WORK INSTRUCTION =
Your task is to copy each line in the listing that includes the word "Friction".

EXERCISE INPUTS =
——————
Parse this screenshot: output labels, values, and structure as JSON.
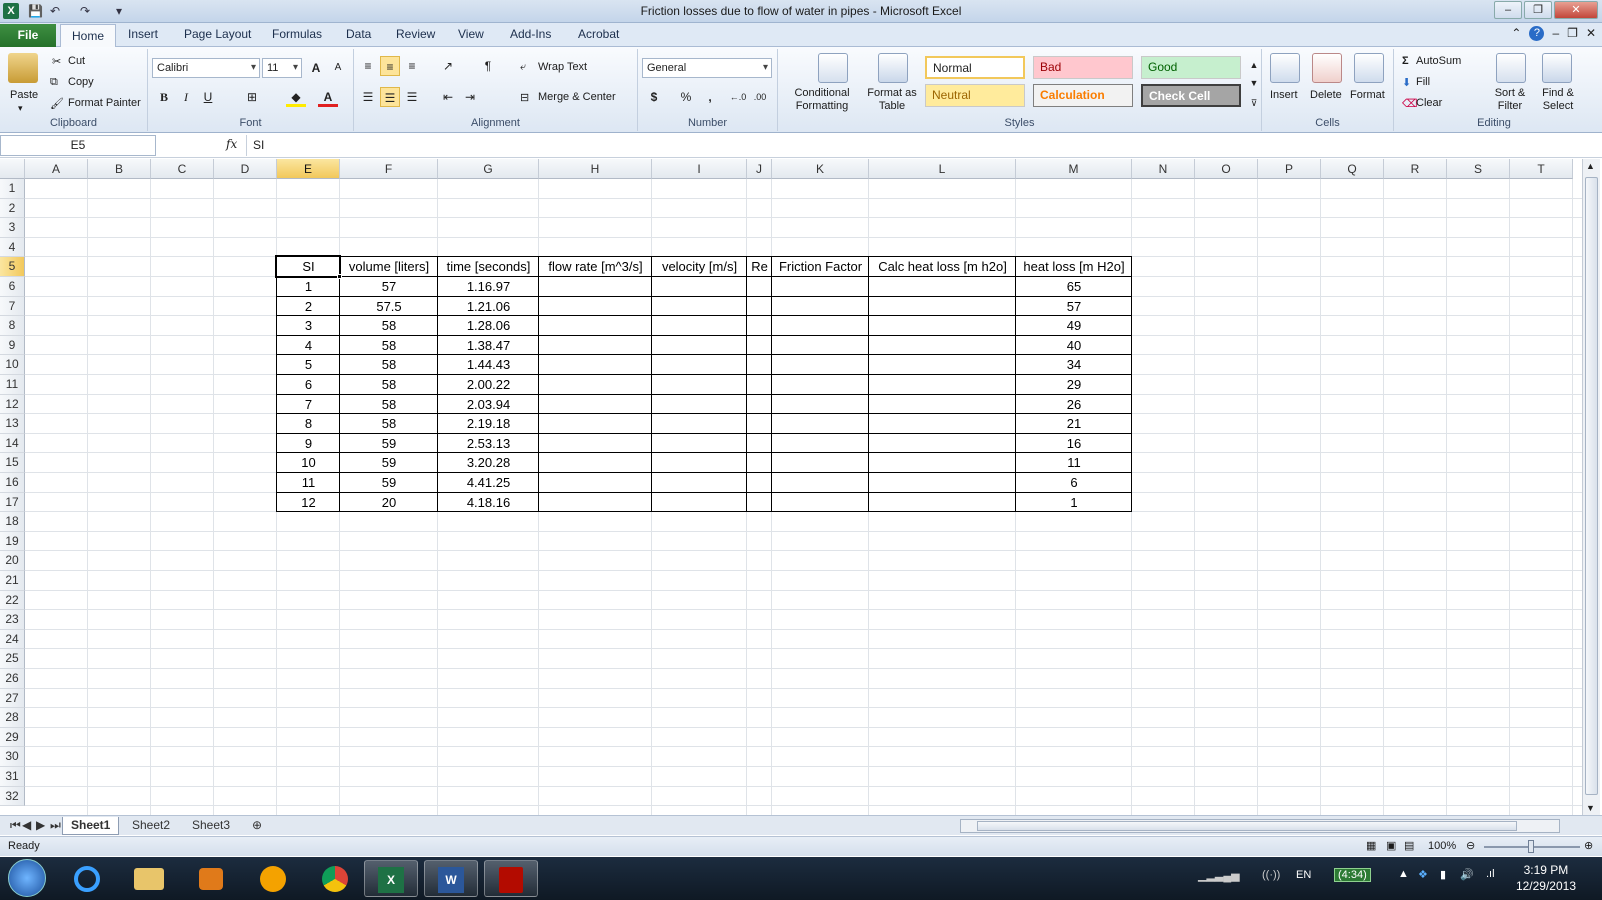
{
  "window": {
    "title": "Friction losses due to flow of water in pipes  -  Microsoft Excel",
    "minimize_glyph": "–",
    "restore_glyph": "❐",
    "close_glyph": "✕"
  },
  "ribbon_tabs": [
    "File",
    "Home",
    "Insert",
    "Page Layout",
    "Formulas",
    "Data",
    "Review",
    "View",
    "Add-Ins",
    "Acrobat"
  ],
  "clipboard": {
    "paste": "Paste",
    "cut": "Cut",
    "copy": "Copy",
    "format_painter": "Format Painter",
    "label": "Clipboard"
  },
  "font": {
    "name": "Calibri",
    "size": "11",
    "bold": "B",
    "italic": "I",
    "underline": "U",
    "grow": "A",
    "shrink": "A",
    "label": "Font"
  },
  "alignment": {
    "wrap_text": "Wrap Text",
    "merge_center": "Merge & Center",
    "label": "Alignment"
  },
  "number": {
    "format": "General",
    "currency": "$",
    "percent": "%",
    "comma": ",",
    "inc_dec": "←.0",
    "dec_dec": ".00",
    "label": "Number"
  },
  "styles": {
    "conditional": "Conditional Formatting",
    "format_table": "Format as Table",
    "normal": "Normal",
    "bad": "Bad",
    "good": "Good",
    "neutral": "Neutral",
    "calculation": "Calculation",
    "check_cell": "Check Cell",
    "label": "Styles"
  },
  "cells": {
    "insert": "Insert",
    "delete": "Delete",
    "format": "Format",
    "label": "Cells"
  },
  "editing": {
    "autosum": "AutoSum",
    "fill": "Fill",
    "clear": "Clear",
    "sort_filter": "Sort & Filter",
    "find_select": "Find & Select",
    "label": "Editing"
  },
  "formula_bar": {
    "name_box": "E5",
    "fx": "fx",
    "content": "SI"
  },
  "grid": {
    "columns": [
      "A",
      "B",
      "C",
      "D",
      "E",
      "F",
      "G",
      "H",
      "I",
      "J",
      "K",
      "L",
      "M",
      "N",
      "O",
      "P",
      "Q",
      "R",
      "S",
      "T"
    ],
    "active_column": "E",
    "rows": [
      "1",
      "2",
      "3",
      "4",
      "5",
      "6",
      "7",
      "8",
      "9",
      "10",
      "11",
      "12",
      "13",
      "14",
      "15",
      "16",
      "17",
      "18",
      "19",
      "20",
      "21",
      "22",
      "23",
      "24",
      "25",
      "26",
      "27",
      "28",
      "29",
      "30",
      "31",
      "32"
    ],
    "active_row": "5"
  },
  "table": {
    "headers": [
      "SI",
      "volume [liters]",
      "time [seconds]",
      "flow rate [m^3/s]",
      "velocity [m/s]",
      "Re",
      "Friction Factor",
      "Calc heat loss [m h2o]",
      "heat loss [m H2o]"
    ],
    "rows": [
      [
        "1",
        "57",
        "1.16.97",
        "",
        "",
        "",
        "",
        "",
        "65"
      ],
      [
        "2",
        "57.5",
        "1.21.06",
        "",
        "",
        "",
        "",
        "",
        "57"
      ],
      [
        "3",
        "58",
        "1.28.06",
        "",
        "",
        "",
        "",
        "",
        "49"
      ],
      [
        "4",
        "58",
        "1.38.47",
        "",
        "",
        "",
        "",
        "",
        "40"
      ],
      [
        "5",
        "58",
        "1.44.43",
        "",
        "",
        "",
        "",
        "",
        "34"
      ],
      [
        "6",
        "58",
        "2.00.22",
        "",
        "",
        "",
        "",
        "",
        "29"
      ],
      [
        "7",
        "58",
        "2.03.94",
        "",
        "",
        "",
        "",
        "",
        "26"
      ],
      [
        "8",
        "58",
        "2.19.18",
        "",
        "",
        "",
        "",
        "",
        "21"
      ],
      [
        "9",
        "59",
        "2.53.13",
        "",
        "",
        "",
        "",
        "",
        "16"
      ],
      [
        "10",
        "59",
        "3.20.28",
        "",
        "",
        "",
        "",
        "",
        "11"
      ],
      [
        "11",
        "59",
        "4.41.25",
        "",
        "",
        "",
        "",
        "",
        "6"
      ],
      [
        "12",
        "20",
        "4.18.16",
        "",
        "",
        "",
        "",
        "",
        "1"
      ]
    ]
  },
  "sheets": [
    "Sheet1",
    "Sheet2",
    "Sheet3"
  ],
  "active_sheet": "Sheet1",
  "status": {
    "ready": "Ready",
    "zoom": "100%"
  },
  "taskbar": {
    "language": "EN",
    "battery": "(4:34)",
    "time": "3:19 PM",
    "date": "12/29/2013"
  },
  "colors": {
    "excel_green": "#1e7145",
    "selection_header": "#f2c85b",
    "check_cell": "#a5a5a5",
    "bad_fill": "#ffc7ce",
    "good_fill": "#c6efce",
    "neutral_fill": "#ffeb9c"
  }
}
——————
SOLUTION FOR THIS TASK =
    "title": "Friction losses due to flow of water in pipes  -  Microsoft Excel",
      "Friction Factor",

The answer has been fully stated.